WORK INSTRUCTIONS> Go through the records, and copy each line in which the string "Upstream" is present.

SOURCE MATERIAL>
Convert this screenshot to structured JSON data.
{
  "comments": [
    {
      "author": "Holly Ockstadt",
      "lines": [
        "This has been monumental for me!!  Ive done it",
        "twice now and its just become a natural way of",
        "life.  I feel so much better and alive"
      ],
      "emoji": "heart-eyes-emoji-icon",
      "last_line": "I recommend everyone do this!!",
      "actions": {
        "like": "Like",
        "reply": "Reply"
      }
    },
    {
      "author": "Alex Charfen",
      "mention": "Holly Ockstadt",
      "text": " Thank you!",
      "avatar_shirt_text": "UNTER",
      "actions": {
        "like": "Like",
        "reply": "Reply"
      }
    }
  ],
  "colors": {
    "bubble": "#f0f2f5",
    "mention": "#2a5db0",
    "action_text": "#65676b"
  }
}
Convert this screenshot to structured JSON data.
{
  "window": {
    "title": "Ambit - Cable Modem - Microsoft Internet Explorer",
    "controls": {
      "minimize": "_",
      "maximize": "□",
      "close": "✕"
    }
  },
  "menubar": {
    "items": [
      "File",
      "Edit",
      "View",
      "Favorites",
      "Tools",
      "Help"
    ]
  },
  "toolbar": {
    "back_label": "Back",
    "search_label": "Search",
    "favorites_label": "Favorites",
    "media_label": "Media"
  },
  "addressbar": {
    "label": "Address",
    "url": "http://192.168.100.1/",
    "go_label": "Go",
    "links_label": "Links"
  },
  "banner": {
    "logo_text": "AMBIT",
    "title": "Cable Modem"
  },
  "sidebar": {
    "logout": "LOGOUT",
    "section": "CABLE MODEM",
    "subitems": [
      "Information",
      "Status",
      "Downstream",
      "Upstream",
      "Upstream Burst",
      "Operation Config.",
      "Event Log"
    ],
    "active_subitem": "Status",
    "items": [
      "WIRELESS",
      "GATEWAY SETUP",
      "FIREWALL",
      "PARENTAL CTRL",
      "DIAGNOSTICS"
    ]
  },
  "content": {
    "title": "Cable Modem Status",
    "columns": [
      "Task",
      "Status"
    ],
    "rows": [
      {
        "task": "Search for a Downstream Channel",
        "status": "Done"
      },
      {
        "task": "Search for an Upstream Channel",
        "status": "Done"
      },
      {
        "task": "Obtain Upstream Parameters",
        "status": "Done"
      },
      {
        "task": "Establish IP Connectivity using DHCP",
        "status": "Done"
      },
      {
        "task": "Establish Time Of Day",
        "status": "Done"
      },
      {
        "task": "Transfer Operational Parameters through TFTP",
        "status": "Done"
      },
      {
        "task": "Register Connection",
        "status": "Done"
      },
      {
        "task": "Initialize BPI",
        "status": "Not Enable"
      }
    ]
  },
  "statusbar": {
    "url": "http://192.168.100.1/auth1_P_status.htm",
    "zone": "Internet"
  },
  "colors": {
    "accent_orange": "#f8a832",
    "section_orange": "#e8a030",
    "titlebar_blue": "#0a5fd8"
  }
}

EXERCISE SOLUTION>
      "Upstream",
      "Upstream Burst",
        "task": "Search for an Upstream Channel",
        "task": "Obtain Upstream Parameters",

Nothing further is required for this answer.